Saturday, 26 July 2014

Land-based for a while


Travelling by train yesterday towards London I could see the canal off and on almost all the way – the juxtaposition of the development of the canal and railway systems is plain to see regarding the routes that they both took, one slightly before the other. Getting to London from Macclesfield yesterday took 1 hour 50 minutes on the Virgin Pendolino. I know the trains back in the 1800s would have been a lot slower, but how long would that journey take on a working boat, even if travelling 12 or 14 hours a day? No wonder the canal trade diminished so rapidly. In thinking of the pleasure we boaters get from being on the cut and that walkers get from being beside it I am very grateful to Tom Rolt and all the other campaigners and volunteers and workers that have restored the assets for us to enjoy.
David, if you are reading this in NZ (in the depths of winter …) be aware I am keen to start heading south-ish when you are back here. It just looked lovely yesterday in the sunshine. I think I recognised Great Linford where, back in 1990, I first got a narrowboat broadside across the canal trying to stop after we’d almost passed the park. I remember our being there with the kids – great memories that made me smile. That was a lovely trip, wasn’t it? Tim as the ace steerer, and Kirsty as the ace lockwheeler – it wasn’t until we were on our next narrowboat trip a few years later that we realised how strong she had been at nearly 13 working the GU locks singlehandedly. Do you remember Tim’s dishes roster where he’d assigned himself more turns than anyone else and wasn’t allowed to amend it? What mean parents …
Enough nostalgia!

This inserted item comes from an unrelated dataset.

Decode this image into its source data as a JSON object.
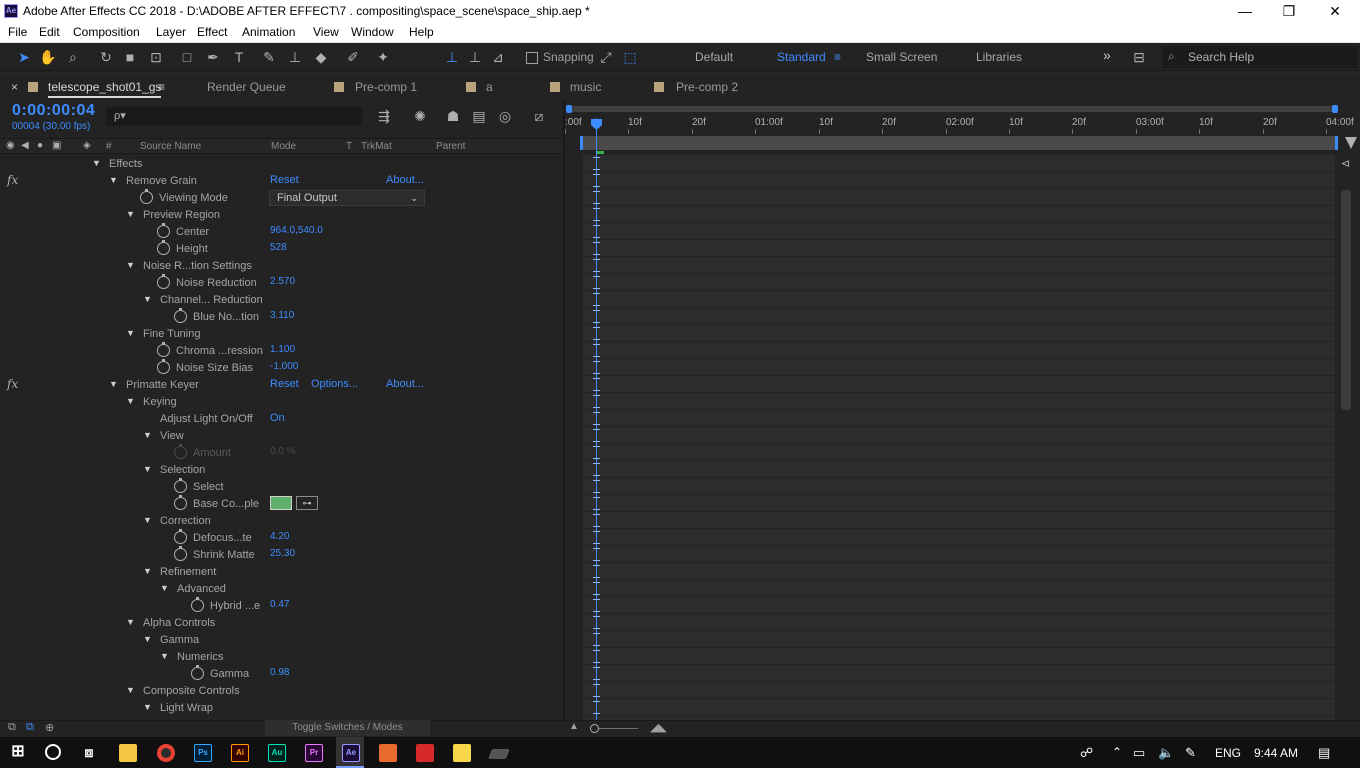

Travelling by train was good – I booked a seat in the quiet coach from Macclesfield to Euston (to avoid the phone conversations that all seem to start ‘I’m on the train, we’re coming into …, I’ll be there at …’), and then the Tube one stop over to St Pancras. As I came out on to the main concourse at Euston, I was gobsmacked at the crush of people there. I had forgotten just how crowded it could be, even though I had been preparing myself for it. I was pleased I knew where to go as I couldn’t see any signs for the Underground for some reason. I was booked on the fast train from St Pancras to Faversham, no stops till it was well out of London. Lesley had told me to come out of the side gate at Gillingham, so there I was looking for a gate in the fence … Doh! Had to ask and was directed to a proper exit with ticket gobblers and flapping barriers.
Her new bathroom looks great and our first task today is to find a few more accoutrements (all women of a certain age need accoutrements) to finish it off – a hand-towel ring (square, stainless steel), a towel rail (square, stainless steel), a mirror and something for tonal lift to go on the wall. I am thinking an orange starfish perhaps … I suggested a cow or a chicken (those readers who know my house will understand) but Lesley just sniffed derisively, so a starfish it may have to be! Perhaps some flying ducks?
Our next tasks include a visit to the conservatory showroom. She had received some CAD pics from a guy (the one she dared to get around here without me recently) and the style he had drawn up is appropriately called ‘Lean to’ as that is exactly what it looks like! Yuk. She is keen to have something that looks like it is part of the house rather than tacked on, so the roofline and style need to match, and a lean to has neither in common with her house. So that’s out then…
We are also going to Wickes to fall in love again with the kitchen style she chose last year (it’s very lovely – plain, classic, classy) and to organise for them to come and measure up, plan it and get it installed. She had a plan done last year very quickly by another firm, and it looked great, so hopefully she will stick with that – it was an efficient layout and made good use of the small space. I am keen though to get her to consider opening up the end wall of the kitchen and having it open plan, but that may be a bridge too far …
Scrapers, yes, we have to buy scrapers so we can get the paint off her end wall in the hallway. The extreme weather rainstorms of the winter destroyed the pointing on the external wall (she’s end of terrace) and it leaked lifting some of the internal plaster exposing the trunking for the power cables. Scary stuff.
So a busy few days coming up, helping spend her money – always a pleasure!

2 comments:

Barry and Pauline said...

flappers, with a wild imagination can't you picture the flappers being lock gates and just how much power that card has in opening them!
Keep having fun

Marilyn McDonald said...

Barry, you are just remembering how hard you had to work to get the Marple lock paddles open! There are times when your idea would be good - at least I wouldn't have to get a second newspaper to read while waiting, eh? Mx